[Dataset records]

--------------------

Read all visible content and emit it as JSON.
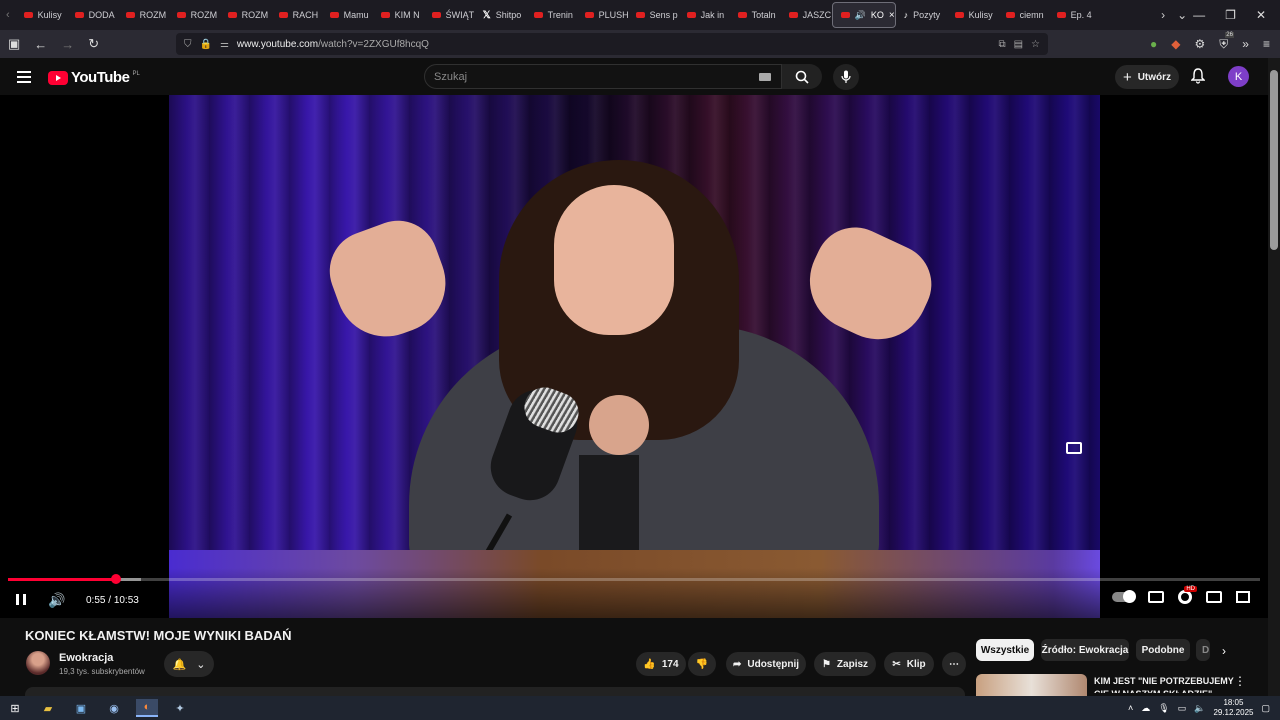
{
  "browser": {
    "tabs": [
      {
        "label": "Kulisy",
        "icon": "youtube-icon"
      },
      {
        "label": "DODA",
        "icon": "youtube-icon"
      },
      {
        "label": "ROZM",
        "icon": "youtube-icon"
      },
      {
        "label": "ROZM",
        "icon": "youtube-icon"
      },
      {
        "label": "ROZM",
        "icon": "youtube-icon"
      },
      {
        "label": "RACH",
        "icon": "youtube-icon"
      },
      {
        "label": "Mamu",
        "icon": "youtube-icon"
      },
      {
        "label": "KIM N",
        "icon": "youtube-icon"
      },
      {
        "label": "ŚWIĄT",
        "icon": "youtube-icon"
      },
      {
        "label": "Shitpo",
        "icon": "x-icon"
      },
      {
        "label": "Trenin",
        "icon": "youtube-icon"
      },
      {
        "label": "PLUSH",
        "icon": "youtube-icon"
      },
      {
        "label": "Sens p",
        "icon": "youtube-icon"
      },
      {
        "label": "Jak in",
        "icon": "youtube-icon"
      },
      {
        "label": "Totaln",
        "icon": "youtube-icon"
      },
      {
        "label": "JASZC",
        "icon": "youtube-icon"
      }
    ],
    "active_tab": {
      "label": "KO",
      "close": "×"
    },
    "tabs_after": [
      {
        "label": "Pozyty",
        "icon": "tiktok-icon"
      },
      {
        "label": "Kulisy",
        "icon": "youtube-icon"
      },
      {
        "label": "ciemn",
        "icon": "youtube-icon"
      },
      {
        "label": "Ep. 4",
        "icon": "youtube-icon"
      }
    ],
    "url_host": "www.youtube.com",
    "url_path": "/watch?v=2ZXGUf8hcqQ",
    "extension_badge": "26"
  },
  "youtube": {
    "logo_text": "YouTube",
    "logo_country": "PL",
    "search_placeholder": "Szukaj",
    "create_label": "Utwórz",
    "avatar_letter": "K"
  },
  "player": {
    "time_current": "0:55",
    "time_separator": " / ",
    "time_total": "10:53",
    "played_fraction": 0.086,
    "loaded_fraction": 0.106,
    "hd_badge": "HD"
  },
  "video": {
    "title": "KONIEC KŁAMSTW! MOJE WYNIKI BADAŃ",
    "channel_name": "Ewokracja",
    "subscribers": "19,3 tys. subskrybentów",
    "likes": "174",
    "share_label": "Udostępnij",
    "save_label": "Zapisz",
    "clip_label": "Klip"
  },
  "recommendations": {
    "chips": [
      "Wszystkie",
      "Źródło: Ewokracja",
      "Podobne",
      "D"
    ],
    "first_title": "KIM JEST \"NIE POTRZEBUJEMY CIĘ W NASZYM SKŁADZIE\""
  },
  "taskbar": {
    "time": "18:05",
    "date": "29.12.2025"
  }
}
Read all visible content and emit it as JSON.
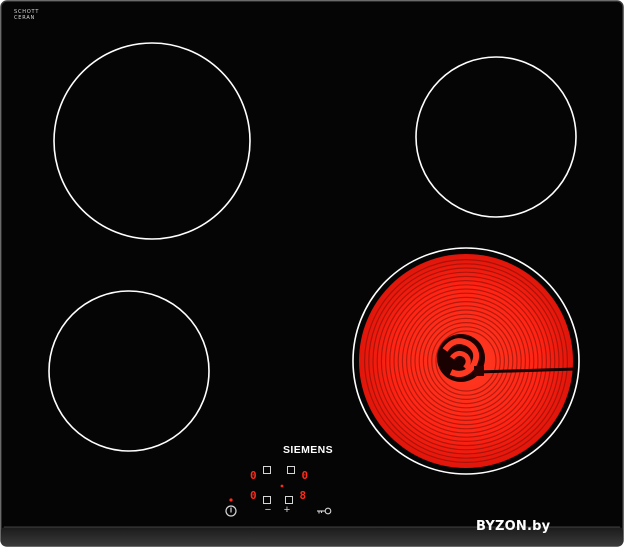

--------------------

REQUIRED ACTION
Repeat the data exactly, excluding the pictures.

EXERCISE OUTPUT
Read all visible content and emit it as JSON.
{
  "browser": {
    "tabs": [
      {
        "label": "Kulisy",
        "icon": "youtube-icon"
      },
      {
        "label": "DODA",
        "icon": "youtube-icon"
      },
      {
        "label": "ROZM",
        "icon": "youtube-icon"
      },
      {
        "label": "ROZM",
        "icon": "youtube-icon"
      },
      {
        "label": "ROZM",
        "icon": "youtube-icon"
      },
      {
        "label": "RACH",
        "icon": "youtube-icon"
      },
      {
        "label": "Mamu",
        "icon": "youtube-icon"
      },
      {
        "label": "KIM N",
        "icon": "youtube-icon"
      },
      {
        "label": "ŚWIĄT",
        "icon": "youtube-icon"
      },
      {
        "label": "Shitpo",
        "icon": "x-icon"
      },
      {
        "label": "Trenin",
        "icon": "youtube-icon"
      },
      {
        "label": "PLUSH",
        "icon": "youtube-icon"
      },
      {
        "label": "Sens p",
        "icon": "youtube-icon"
      },
      {
        "label": "Jak in",
        "icon": "youtube-icon"
      },
      {
        "label": "Totaln",
        "icon": "youtube-icon"
      },
      {
        "label": "JASZC",
        "icon": "youtube-icon"
      }
    ],
    "active_tab": {
      "label": "KO",
      "close": "×"
    },
    "tabs_after": [
      {
        "label": "Pozyty",
        "icon": "tiktok-icon"
      },
      {
        "label": "Kulisy",
        "icon": "youtube-icon"
      },
      {
        "label": "ciemn",
        "icon": "youtube-icon"
      },
      {
        "label": "Ep. 4",
        "icon": "youtube-icon"
      }
    ],
    "url_host": "www.youtube.com",
    "url_path": "/watch?v=2ZXGUf8hcqQ",
    "extension_badge": "26"
  },
  "youtube": {
    "logo_text": "YouTube",
    "logo_country": "PL",
    "search_placeholder": "Szukaj",
    "create_label": "Utwórz",
    "avatar_letter": "K"
  },
  "player": {
    "time_current": "0:55",
    "time_separator": " / ",
    "time_total": "10:53",
    "played_fraction": 0.086,
    "loaded_fraction": 0.106,
    "hd_badge": "HD"
  },
  "video": {
    "title": "KONIEC KŁAMSTW! MOJE WYNIKI BADAŃ",
    "channel_name": "Ewokracja",
    "subscribers": "19,3 tys. subskrybentów",
    "likes": "174",
    "share_label": "Udostępnij",
    "save_label": "Zapisz",
    "clip_label": "Klip"
  },
  "recommendations": {
    "chips": [
      "Wszystkie",
      "Źródło: Ewokracja",
      "Podobne",
      "D"
    ],
    "first_title": "KIM JEST \"NIE POTRZEBUJEMY CIĘ W NASZYM SKŁADZIE\""
  },
  "taskbar": {
    "time": "18:05",
    "date": "29.12.2025"
  }
}
Read all visible content and emit it as JSON.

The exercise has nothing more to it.